Data about app and page elements
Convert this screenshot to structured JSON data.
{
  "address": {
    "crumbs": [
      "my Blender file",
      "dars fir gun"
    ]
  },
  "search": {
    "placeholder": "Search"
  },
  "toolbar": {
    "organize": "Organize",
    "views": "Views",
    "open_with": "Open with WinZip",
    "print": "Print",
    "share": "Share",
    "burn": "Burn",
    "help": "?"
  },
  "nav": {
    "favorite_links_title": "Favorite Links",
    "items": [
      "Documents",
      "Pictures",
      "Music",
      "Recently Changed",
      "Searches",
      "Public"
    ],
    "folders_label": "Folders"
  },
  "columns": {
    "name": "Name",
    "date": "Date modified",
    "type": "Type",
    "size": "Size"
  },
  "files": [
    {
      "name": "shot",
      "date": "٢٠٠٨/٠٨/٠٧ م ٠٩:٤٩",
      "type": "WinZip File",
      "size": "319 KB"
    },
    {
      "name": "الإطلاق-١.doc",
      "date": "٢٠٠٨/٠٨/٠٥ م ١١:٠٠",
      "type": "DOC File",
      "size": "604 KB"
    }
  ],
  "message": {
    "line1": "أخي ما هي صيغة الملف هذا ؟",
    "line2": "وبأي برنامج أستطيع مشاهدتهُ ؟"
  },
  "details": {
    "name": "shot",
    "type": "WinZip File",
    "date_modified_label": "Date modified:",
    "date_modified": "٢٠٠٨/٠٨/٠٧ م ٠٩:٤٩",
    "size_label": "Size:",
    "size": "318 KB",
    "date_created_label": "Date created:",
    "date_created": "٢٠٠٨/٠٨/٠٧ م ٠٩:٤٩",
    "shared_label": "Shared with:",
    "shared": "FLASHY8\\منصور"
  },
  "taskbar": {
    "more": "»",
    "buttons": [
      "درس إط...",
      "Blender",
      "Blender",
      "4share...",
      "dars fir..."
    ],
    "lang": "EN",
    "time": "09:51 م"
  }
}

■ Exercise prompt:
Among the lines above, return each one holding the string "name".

■ Answer to this task:
    "name": "Name",
      "name": "shot",
      "name": "الإطلاق-١.doc",
    "name": "shot",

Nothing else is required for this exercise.